- **Requirement**
Work through the entries below and show every line in which "When" is found.

- **Data provided**
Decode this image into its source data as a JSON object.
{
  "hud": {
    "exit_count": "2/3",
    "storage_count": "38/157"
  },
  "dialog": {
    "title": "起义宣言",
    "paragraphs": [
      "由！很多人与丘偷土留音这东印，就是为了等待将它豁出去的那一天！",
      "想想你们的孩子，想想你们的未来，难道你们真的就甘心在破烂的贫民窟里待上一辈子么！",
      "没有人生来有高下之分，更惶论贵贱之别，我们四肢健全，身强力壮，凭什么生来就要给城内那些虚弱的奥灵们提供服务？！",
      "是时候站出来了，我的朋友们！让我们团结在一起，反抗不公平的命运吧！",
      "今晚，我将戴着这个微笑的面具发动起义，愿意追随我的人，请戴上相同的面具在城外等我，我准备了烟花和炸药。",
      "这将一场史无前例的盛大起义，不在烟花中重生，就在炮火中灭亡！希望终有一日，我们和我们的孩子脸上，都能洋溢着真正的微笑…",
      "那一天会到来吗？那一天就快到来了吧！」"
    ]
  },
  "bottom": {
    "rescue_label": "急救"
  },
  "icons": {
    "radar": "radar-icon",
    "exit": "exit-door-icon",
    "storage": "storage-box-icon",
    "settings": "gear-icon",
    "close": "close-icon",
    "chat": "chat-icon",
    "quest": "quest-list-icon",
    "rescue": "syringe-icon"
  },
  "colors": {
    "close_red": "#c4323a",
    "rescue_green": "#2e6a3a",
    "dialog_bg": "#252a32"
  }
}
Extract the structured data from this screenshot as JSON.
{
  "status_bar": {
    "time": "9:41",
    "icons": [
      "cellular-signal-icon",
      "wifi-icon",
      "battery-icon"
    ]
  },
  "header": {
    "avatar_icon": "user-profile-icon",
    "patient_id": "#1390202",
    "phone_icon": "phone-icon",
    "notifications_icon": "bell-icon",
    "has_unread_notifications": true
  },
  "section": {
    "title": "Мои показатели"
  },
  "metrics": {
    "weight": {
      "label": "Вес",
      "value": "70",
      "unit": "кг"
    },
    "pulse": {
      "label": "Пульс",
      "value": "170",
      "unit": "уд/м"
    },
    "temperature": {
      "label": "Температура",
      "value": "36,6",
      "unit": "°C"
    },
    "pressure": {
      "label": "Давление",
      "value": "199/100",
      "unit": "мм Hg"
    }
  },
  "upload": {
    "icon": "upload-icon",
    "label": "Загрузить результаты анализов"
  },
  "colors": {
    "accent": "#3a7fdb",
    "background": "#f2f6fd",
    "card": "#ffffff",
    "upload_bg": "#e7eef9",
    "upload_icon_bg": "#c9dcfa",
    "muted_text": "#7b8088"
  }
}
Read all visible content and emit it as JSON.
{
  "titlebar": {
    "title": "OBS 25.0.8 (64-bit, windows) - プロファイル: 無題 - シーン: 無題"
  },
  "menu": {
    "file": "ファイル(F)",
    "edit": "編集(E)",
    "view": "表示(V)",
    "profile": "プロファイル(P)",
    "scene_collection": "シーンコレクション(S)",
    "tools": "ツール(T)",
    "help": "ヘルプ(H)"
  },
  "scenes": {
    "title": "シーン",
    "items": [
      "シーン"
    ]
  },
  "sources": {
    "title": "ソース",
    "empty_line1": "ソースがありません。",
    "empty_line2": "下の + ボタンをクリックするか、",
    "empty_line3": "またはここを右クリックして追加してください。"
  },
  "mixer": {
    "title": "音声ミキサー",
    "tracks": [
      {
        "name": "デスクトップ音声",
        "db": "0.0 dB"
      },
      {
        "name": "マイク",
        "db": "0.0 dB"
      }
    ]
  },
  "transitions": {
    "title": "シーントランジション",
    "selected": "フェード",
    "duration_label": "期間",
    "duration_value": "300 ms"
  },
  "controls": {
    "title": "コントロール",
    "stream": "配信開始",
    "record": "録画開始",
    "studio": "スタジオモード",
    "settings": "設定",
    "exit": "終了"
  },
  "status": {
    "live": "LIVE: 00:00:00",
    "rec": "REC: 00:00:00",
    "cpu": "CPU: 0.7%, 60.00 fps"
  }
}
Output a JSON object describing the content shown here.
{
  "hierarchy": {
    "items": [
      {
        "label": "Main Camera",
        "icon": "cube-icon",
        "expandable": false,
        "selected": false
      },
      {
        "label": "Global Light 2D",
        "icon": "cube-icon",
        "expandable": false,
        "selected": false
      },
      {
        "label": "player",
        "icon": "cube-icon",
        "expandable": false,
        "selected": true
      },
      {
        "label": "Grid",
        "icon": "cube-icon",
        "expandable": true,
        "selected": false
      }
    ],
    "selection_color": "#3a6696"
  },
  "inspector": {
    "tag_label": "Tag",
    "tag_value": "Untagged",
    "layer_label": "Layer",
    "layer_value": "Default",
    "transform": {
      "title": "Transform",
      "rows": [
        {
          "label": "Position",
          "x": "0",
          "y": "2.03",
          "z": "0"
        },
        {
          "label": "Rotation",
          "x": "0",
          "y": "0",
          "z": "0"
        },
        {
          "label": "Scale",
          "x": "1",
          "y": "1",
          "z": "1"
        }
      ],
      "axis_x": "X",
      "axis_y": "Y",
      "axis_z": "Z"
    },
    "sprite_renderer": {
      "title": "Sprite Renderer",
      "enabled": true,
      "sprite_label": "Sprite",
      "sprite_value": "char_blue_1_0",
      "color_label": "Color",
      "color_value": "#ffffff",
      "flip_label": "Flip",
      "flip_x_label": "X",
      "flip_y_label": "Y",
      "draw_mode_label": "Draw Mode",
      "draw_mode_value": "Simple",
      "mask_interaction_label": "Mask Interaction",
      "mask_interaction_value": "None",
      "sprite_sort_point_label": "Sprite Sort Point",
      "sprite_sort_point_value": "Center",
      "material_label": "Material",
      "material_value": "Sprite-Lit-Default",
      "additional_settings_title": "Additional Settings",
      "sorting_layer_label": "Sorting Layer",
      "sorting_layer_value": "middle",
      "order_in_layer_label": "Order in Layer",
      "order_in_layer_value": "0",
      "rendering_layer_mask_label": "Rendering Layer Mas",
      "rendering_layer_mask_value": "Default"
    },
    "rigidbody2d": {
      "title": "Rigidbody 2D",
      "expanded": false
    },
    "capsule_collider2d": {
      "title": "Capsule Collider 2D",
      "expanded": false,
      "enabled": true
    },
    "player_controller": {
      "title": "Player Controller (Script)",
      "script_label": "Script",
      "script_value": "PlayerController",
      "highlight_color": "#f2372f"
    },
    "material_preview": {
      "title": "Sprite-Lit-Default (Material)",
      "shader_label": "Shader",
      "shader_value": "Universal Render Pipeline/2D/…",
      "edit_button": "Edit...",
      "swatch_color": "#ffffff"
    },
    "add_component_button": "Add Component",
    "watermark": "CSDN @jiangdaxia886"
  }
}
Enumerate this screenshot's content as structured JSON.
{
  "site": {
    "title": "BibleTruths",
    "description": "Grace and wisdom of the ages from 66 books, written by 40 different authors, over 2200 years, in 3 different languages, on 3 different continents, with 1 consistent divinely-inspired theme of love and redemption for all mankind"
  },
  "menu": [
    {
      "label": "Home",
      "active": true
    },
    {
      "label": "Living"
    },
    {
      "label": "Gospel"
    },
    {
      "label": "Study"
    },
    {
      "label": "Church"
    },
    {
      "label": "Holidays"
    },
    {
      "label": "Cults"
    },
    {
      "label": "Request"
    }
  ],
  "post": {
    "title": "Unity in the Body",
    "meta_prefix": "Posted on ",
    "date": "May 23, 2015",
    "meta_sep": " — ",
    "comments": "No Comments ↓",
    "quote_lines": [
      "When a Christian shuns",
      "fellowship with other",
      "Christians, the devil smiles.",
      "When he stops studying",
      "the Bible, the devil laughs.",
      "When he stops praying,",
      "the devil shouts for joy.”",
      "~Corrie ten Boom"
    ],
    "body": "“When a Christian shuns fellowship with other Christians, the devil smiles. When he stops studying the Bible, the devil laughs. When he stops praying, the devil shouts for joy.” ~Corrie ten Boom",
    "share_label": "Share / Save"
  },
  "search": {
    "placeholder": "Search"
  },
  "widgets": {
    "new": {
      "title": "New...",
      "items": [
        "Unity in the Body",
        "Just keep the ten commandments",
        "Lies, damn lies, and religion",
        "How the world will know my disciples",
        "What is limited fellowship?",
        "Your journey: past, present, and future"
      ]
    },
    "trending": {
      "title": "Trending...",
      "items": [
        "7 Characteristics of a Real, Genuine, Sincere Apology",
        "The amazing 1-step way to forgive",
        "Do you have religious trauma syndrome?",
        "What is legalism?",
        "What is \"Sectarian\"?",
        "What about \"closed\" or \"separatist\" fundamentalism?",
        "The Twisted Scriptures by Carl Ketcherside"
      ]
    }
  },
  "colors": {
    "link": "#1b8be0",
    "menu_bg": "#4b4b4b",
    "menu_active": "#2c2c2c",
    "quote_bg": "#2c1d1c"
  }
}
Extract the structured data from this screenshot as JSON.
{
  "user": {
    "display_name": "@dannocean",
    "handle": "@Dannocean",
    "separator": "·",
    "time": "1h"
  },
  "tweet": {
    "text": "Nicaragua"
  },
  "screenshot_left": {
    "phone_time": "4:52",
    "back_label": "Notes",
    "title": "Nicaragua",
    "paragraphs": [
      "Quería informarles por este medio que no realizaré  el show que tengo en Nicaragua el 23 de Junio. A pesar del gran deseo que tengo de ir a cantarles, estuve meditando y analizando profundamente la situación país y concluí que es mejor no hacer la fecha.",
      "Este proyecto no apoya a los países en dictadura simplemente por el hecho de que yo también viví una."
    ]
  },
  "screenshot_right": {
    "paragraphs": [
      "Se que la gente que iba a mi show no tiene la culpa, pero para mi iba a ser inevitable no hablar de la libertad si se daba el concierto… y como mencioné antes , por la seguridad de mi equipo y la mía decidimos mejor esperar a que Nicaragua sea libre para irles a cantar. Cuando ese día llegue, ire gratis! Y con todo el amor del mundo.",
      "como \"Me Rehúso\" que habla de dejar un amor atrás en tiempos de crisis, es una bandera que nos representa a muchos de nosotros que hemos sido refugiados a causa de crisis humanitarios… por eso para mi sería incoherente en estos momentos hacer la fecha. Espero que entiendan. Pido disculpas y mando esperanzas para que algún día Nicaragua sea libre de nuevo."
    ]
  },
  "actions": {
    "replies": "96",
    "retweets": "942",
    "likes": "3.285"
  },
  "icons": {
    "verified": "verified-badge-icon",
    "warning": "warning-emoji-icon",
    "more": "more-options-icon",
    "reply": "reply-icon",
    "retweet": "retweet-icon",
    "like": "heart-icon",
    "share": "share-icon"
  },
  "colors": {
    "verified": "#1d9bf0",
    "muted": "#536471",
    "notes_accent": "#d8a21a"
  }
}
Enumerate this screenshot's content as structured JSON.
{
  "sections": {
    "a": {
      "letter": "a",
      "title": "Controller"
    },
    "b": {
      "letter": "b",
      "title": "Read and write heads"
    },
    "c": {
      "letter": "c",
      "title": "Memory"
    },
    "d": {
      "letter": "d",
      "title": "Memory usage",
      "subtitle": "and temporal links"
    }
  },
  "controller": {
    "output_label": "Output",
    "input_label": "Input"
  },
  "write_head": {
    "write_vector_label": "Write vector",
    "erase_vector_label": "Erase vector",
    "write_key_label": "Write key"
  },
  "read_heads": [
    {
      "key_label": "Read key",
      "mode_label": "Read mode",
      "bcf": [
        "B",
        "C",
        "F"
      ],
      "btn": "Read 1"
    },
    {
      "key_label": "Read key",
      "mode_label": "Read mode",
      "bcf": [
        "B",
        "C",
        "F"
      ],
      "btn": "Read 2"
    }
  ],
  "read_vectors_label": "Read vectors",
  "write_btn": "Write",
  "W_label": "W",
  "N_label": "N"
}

- **Result of this task**
      "When a Christian shuns",
      "When he stops studying",
      "When he stops praying,",
    "body": "“When a Christian shuns fellowship with other Christians, the devil smiles. When he stops studying the Bible, the devil laughs. When he stops praying, the devil shouts for joy.” ~Corrie ten Boom",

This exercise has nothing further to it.